● **What the task asks**
Extract every line of the material that holds the string "Hinweise".

● **Data provided**
********************

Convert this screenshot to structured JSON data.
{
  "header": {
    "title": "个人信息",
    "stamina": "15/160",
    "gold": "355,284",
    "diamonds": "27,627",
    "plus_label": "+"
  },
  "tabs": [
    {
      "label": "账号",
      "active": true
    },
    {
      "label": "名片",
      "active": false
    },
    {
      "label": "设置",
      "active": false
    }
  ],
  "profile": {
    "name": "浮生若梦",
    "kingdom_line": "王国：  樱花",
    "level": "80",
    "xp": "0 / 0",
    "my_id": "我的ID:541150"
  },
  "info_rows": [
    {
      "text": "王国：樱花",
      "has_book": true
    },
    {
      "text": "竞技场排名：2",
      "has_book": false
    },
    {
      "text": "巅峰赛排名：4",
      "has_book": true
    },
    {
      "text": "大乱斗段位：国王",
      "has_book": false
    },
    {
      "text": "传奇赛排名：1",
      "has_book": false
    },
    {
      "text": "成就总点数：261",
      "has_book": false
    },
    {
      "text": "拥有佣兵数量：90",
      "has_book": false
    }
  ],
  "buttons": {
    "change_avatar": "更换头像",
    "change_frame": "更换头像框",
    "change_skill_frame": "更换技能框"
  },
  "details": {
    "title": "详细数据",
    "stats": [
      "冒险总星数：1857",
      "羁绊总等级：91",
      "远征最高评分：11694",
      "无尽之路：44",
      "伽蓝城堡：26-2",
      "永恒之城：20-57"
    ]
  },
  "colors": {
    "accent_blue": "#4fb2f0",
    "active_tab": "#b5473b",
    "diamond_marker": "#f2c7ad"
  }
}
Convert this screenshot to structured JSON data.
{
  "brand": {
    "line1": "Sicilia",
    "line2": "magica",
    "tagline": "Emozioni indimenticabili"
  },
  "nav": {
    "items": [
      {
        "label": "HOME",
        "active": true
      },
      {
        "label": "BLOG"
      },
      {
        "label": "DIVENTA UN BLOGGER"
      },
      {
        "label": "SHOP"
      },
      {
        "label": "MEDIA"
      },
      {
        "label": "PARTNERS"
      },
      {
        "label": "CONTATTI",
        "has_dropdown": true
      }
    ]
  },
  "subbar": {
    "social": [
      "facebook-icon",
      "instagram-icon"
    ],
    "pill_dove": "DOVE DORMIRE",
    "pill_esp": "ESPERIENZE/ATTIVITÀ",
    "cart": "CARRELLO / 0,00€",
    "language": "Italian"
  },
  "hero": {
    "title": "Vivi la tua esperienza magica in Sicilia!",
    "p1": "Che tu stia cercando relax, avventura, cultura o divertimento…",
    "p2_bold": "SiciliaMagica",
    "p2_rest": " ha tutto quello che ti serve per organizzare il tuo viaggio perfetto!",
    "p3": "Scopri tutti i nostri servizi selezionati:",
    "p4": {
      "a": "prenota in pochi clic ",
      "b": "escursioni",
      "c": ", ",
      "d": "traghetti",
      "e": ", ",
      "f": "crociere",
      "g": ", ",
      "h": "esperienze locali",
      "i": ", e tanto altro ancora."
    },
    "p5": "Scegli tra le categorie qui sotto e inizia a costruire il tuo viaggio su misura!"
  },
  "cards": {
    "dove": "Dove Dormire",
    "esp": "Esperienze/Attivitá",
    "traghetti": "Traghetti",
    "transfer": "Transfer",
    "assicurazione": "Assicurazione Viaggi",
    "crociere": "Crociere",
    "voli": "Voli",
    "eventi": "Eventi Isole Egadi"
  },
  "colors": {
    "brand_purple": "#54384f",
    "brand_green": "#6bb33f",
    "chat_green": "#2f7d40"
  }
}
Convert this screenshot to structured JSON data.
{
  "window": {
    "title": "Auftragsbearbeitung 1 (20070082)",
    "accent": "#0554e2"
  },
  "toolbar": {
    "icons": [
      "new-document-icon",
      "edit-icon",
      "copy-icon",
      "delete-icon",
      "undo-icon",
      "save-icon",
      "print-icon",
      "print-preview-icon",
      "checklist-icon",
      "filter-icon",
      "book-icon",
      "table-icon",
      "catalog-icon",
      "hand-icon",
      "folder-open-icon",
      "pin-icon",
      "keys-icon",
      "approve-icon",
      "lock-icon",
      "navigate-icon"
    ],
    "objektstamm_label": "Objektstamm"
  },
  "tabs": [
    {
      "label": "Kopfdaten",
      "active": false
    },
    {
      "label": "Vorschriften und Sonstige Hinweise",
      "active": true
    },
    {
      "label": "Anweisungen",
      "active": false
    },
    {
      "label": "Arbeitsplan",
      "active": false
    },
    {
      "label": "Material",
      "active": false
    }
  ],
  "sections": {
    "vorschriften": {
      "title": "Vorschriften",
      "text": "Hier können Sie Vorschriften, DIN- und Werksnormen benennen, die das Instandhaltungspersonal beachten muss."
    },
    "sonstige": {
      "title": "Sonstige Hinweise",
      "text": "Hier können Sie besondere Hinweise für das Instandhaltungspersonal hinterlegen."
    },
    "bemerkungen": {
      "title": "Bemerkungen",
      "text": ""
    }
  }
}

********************

● **Exercise solution**
      "label": "Vorschriften und Sonstige Hinweise",
      "title": "Sonstige Hinweise",
      "text": "Hier können Sie besondere Hinweise für das Instandhaltungspersonal hinterlegen."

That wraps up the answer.